National Weather Service meteorologists share the forecast for the Tri-State area in regards to the winter storm forecast to start Friday.
- Delmarva Now | The Daily Times
Snow is once again forecasted for the region Friday into Saturday Jan. 28-29 according to the National Weather Service.
- Biloxi Sun Herald
It’ll soon be the perfect time for a boil in South Mississippi. Here’s what you need to know.
A southward plunge of Arctic air will reach all the way down into Florida, sending temperatures in the Sunshine State tumbling to the lowest levels in years there. AccuWeather forecasters warn that both crops and decades-old records could be in jeopardy from this frigid blast. Temperatures in some areas could reach their lowest marks in more than 80 years, while other locations could break daily record low readings. In some places, the frigid weather could cause iguanas to fall out of trees. Fre
- American City Business Journals
The Confederated Tribes of Warm Springs have pushed their ownership stake in Portland General Electric’s Pelton Round Butte hydroelectric project in central Oregon from one-third to just shy of 50%. Both parties said the move reflects the close partnership they have forged over an energy resource type that elsewhere in the Pacific Northwest has delivered little but pain to Native Americans. “It could have been a completely different story, but we’re working together to make progress in the right direction,” James Manion, general manager of Warm Springs Power and Water Enterprises, said.

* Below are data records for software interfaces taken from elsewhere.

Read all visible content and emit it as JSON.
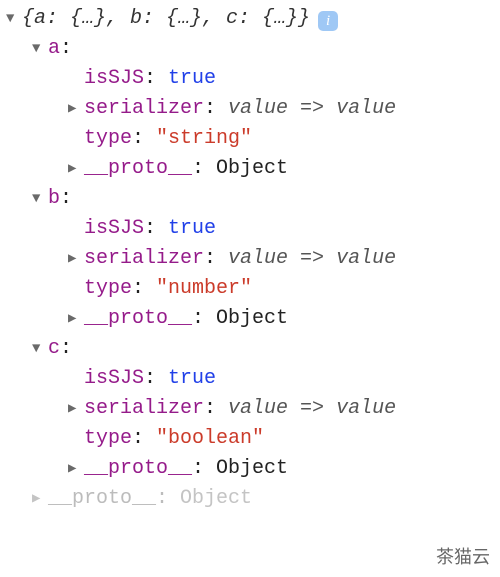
{
  "glyphs": {
    "down": "▼",
    "right": "▶",
    "info": "i"
  },
  "summary": "{a: {…}, b: {…}, c: {…}}",
  "entries": [
    {
      "key": "a",
      "props": [
        {
          "key": "isSJS",
          "kind": "bool",
          "value": "true"
        },
        {
          "key": "serializer",
          "kind": "fn",
          "value": "value => value",
          "expandable": true
        },
        {
          "key": "type",
          "kind": "string",
          "value": "\"string\""
        },
        {
          "key": "__proto__",
          "kind": "proto",
          "value": "Object",
          "expandable": true
        }
      ]
    },
    {
      "key": "b",
      "props": [
        {
          "key": "isSJS",
          "kind": "bool",
          "value": "true"
        },
        {
          "key": "serializer",
          "kind": "fn",
          "value": "value => value",
          "expandable": true
        },
        {
          "key": "type",
          "kind": "string",
          "value": "\"number\""
        },
        {
          "key": "__proto__",
          "kind": "proto",
          "value": "Object",
          "expandable": true
        }
      ]
    },
    {
      "key": "c",
      "props": [
        {
          "key": "isSJS",
          "kind": "bool",
          "value": "true"
        },
        {
          "key": "serializer",
          "kind": "fn",
          "value": "value => value",
          "expandable": true
        },
        {
          "key": "type",
          "kind": "string",
          "value": "\"boolean\""
        },
        {
          "key": "__proto__",
          "kind": "proto",
          "value": "Object",
          "expandable": true
        }
      ]
    }
  ],
  "outer_proto": {
    "key": "__proto__",
    "value": "Object"
  },
  "watermark": "茶猫云"
}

- San Luis Obispo Tribune
The fire was in an area with brush, trees and heavy duff, according to Cal Fire.